The unusual version of Rollins currently on display in WWE is a repeat of other flashy gimmicks used by Gorgeous George, Ric Flair, Rick Martel and Shawn Michaels. It is more personification of the cartoon Joker from “Batman: The Animated Series” than the complex psychological variants represented by Heath Ledge and Joaquin Phoneix. A little much? Maybe. But it has been a hit with fans who sing along to Rollins’ theme song every week.
Rollins’ swanky threads took their “baby steps” during the global pandemic. WWE built an audience-free arena called the ThunderDome in response to government restrictions. The lack of crowd required a different approach and allowed the superstition to push the creative envelope, but it’s hard to measure the ceiling of a gimmick without the ear of the crowd.
“When I really started to notice what I was doing it hit when I was competing with Edge because people really started to pay attention to the colored clothes,” Rollins said. . “They started making fun of them. They started having fun with them.
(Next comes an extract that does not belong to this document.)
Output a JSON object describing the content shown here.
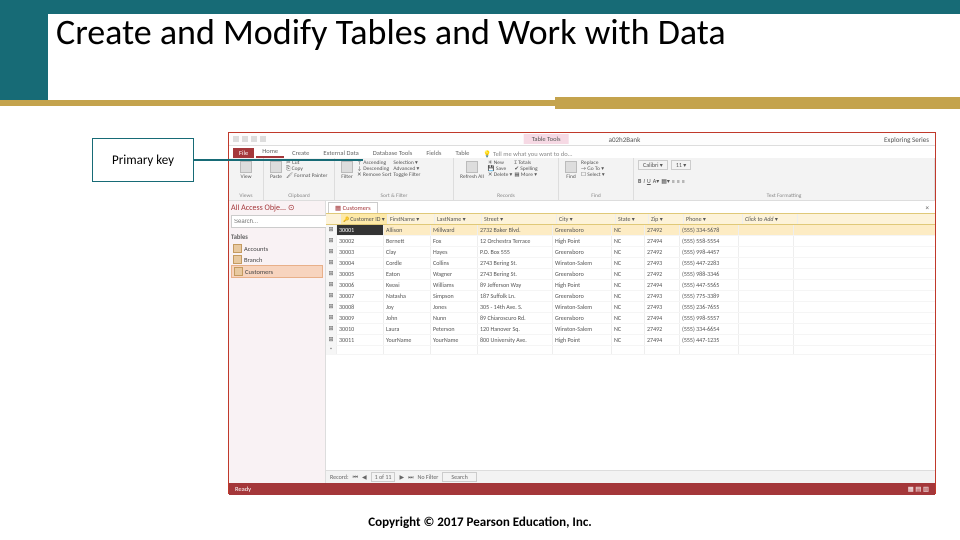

I put on a silver, shiny aluminum suit on TV one time and got to sing ‘baked potato’. If you can get a baked potato to sing . based on the clothes you’re wearing, I think you’re going to wear something next week and it caught on fire.”
This month, WWE and C4 expanded their multi-year partnership with co-branded pre-workout powders and energy drinks. Available exclusively at GNC, the collaboration features unique product design and five special edition flavors, including Ruthless Rasperry and Berry Powerbomb energy drinks along with Pomegranate PileDriver, Bare Knuckle Blood Orange and powder Nectarine Guava Knockout.
There was no doubting Rollins’ quality as an in-ring performer. He was trusted over the past few years to welcome Cody Rhodes into the main event scene, give Roman Reigns a suitable challenge, United States champion Austin Theory and even lead Logan Paul through a match WrestleMania. The former WWE champion was relegated to bridegroom status, but his reputation as a workhorse and fan-favorite character was finally rewarded with gold.
Triple H revealed the new world heavyweight championship exclusively to Raw in response to Roman Reigns’ inactivity as the undisputed WWE Universal Champion on SmackDown. The introduction immediately framed the world heavyweight title as a secondary prize in the eyes of some observers. For Rollins – an athlete driven by a desire for more – that doubt was exactly the motivation he needed as he prepares for a second defense against Finn Balor at SummerSlam on Saturday.
“Oh, there’s always a chip on my shoulder. It never goes away. I’m never just cruising. I’m never okay with being okay,” Rollins said. “Unless it’s to win the world championship or set up a world championship. Now I have people calling my world champion the world’s top champion. So -now I’m out here trying to prove everyone wrong about that. I’m not going to be naive and think we don’t have a lot of work to do. It’s hard work. is to establish a new title. It’s hard work. Someone has to do it. And I’m very honored to be responsible for that person.”
Rollins drives motivation in the same way as sports legend Michael Jordan. By finding something, anything that ticks it off.
“Any time we go to any arena in the country and anybody gets credit for filling a house or being on top or ranking or anything like that, I always feel like I frustrated by it,” Rollins said. “Not in a way that I’m jealous. I am delighted. Business is huge. We are the hottest ticket in town wherever we go. We are sold out left and right. Houses are up. Levels are up. It’s crazy to be a part of WWE right now.
“But I always, always want to be a guy. Always want to be the marquee. Whatever it is. That’s where I want to be. And if I feel like I’m not there I’m gonna be busy I’m like Michael Jordan, man I’m gonna find something Even if there’s nothing Even if everything cooking and traveling and perfect, I’m going out and I’m going to find something to piss me off. I’m going to find something to sink my teeth into. I’m going to make an enemy out of somebody so I can get something to work because that’s just how I work. That’s how I flow. you know how to you it in any other way.”